  4. Colo P., What’s the Science? Communication under Model Uncertainty.
  5. Couanau Q., Robust Irreversible Investment: Competition Matters.
  6. Danan E., Partial utilitarianism.
  7. Danan E., Gajdos T., Tallon J.-M., Tailored recommendations.
  8. Davranche K., Belletier B., Gajdos T., Carbonnell L., Vidal F., Huguet P., Hasbroucq T., Deciphering the nature of the joint Simon effect through electromyographic analyses.
  9. Dietrich F., Fully Bayesian Aggregation.
  10. Dietrich F., Jabarian B., Decision under normative uncertainty.
  11. Dietrich F., List C., The relation between degrees of belief and binary beliefs: A general impossibility theorem.
  12. Ding H., Aubert C., Voter conformism and inefficient policies.
  13. Ding H., Pivato M., Does deliberation improve the reliability of epistemic democracy?.
  14. Fleurbaey M., Zuber S., Fair Utilitarianism.
  15. de Gardelle V., Nerdrum L., Vergnaud J.-C., The meaning of confidence when receiving advice.
  16. Grant S., Guerdjikova A., Quiggin J., Ambiguity and awareness: a coherent multiple priors model.
  17. Guerdjikova A, Quiggin J., Heuristic Modes of Decision Making and Survival in Financial Markets.
  18. Macé A., Treibich R., On the Weight of Sovereign Nations.
  19. Minardi S., Savotchkin A., Time for memorable consumption.
  20. Mongin P., Pivato M., Social Preference Under Twofold Uncertainty.
  21. Mukerji S., Ozsoylev H., Tallon J.-M., Trading Ambiguity: A Tale of Two Heterogeneities.
  22. Pivato M., Rank-additive population ethics.
  23. Pivato M., Soh A., Weighted representative democracy.
  24. Qu X., Belief-Consistent-Pareto Dominance.

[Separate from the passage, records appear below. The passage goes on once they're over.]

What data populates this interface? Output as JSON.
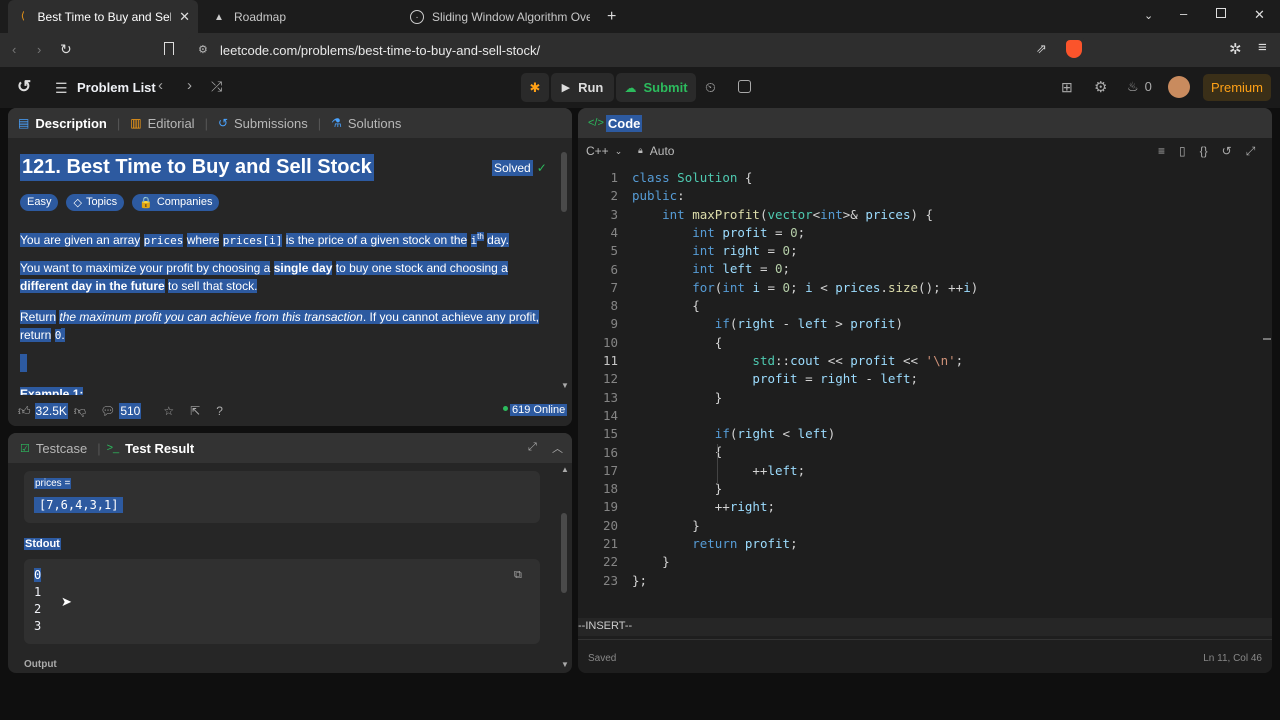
{
  "browser": {
    "tabs": [
      {
        "title": "Best Time to Buy and Sell Stock",
        "active": true
      },
      {
        "title": "Roadmap",
        "active": false
      },
      {
        "title": "Sliding Window Algorithm Overvie",
        "active": false
      }
    ],
    "url": "leetcode.com/problems/best-time-to-buy-and-sell-stock/"
  },
  "nav": {
    "problem_list": "Problem List",
    "run": "Run",
    "submit": "Submit",
    "streak": "0",
    "premium": "Premium"
  },
  "left_tabs": [
    "Description",
    "Editorial",
    "Submissions",
    "Solutions"
  ],
  "problem": {
    "title": "121. Best Time to Buy and Sell Stock",
    "solved": "Solved",
    "difficulty": "Easy",
    "topics": "Topics",
    "companies": "Companies",
    "p1_a": "You are given an array",
    "p1_code1": "prices",
    "p1_b": "where",
    "p1_code2": "prices[i]",
    "p1_c": "is the price of a given stock on the",
    "p1_code3": "i",
    "p1_sup": "th",
    "p1_d": "day.",
    "p2_a": "You want to maximize your profit by choosing a",
    "p2_b": "single day",
    "p2_c": "to buy one stock and choosing a",
    "p2_d": "different day in the future",
    "p2_e": "to sell that stock.",
    "p3_a": "Return",
    "p3_b": "the maximum profit you can achieve from this transaction",
    "p3_c": ". If you cannot achieve any profit, return",
    "p3_code": "0",
    "p3_d": ".",
    "example": "Example 1:",
    "likes": "32.5K",
    "comments": "510",
    "online": "619 Online"
  },
  "bottom": {
    "tabs": [
      "Testcase",
      "Test Result"
    ],
    "input_label": "prices =",
    "input_value": "[7,6,4,3,1]",
    "stdout_label": "Stdout",
    "stdout_lines": [
      "0",
      "1",
      "2",
      "3"
    ],
    "output_label": "Output"
  },
  "editor": {
    "tab": "Code",
    "language": "C++",
    "mode": "Auto",
    "status": "--INSERT--",
    "saved": "Saved",
    "cursor": "Ln 11, Col 46",
    "line_numbers": [
      "1",
      "2",
      "3",
      "4",
      "5",
      "6",
      "7",
      "8",
      "9",
      "10",
      "11",
      "12",
      "13",
      "14",
      "15",
      "16",
      "17",
      "18",
      "19",
      "20",
      "21",
      "22",
      "23"
    ]
  }
}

Fisrt Internal Workshop, PSE, December 15, 2017

Location: PSE, room R6-60 (directions).


DBAED Conference, ENS, May 30-June 1, 2018

Second Internal Workshop, PSE, November 30, 2018

Location: PSE, room R5-10 (directions).


RUD 2019 Conference, PSE, June 5-7, 2019

DBAED II Conference, UCP, June 11-13, 2019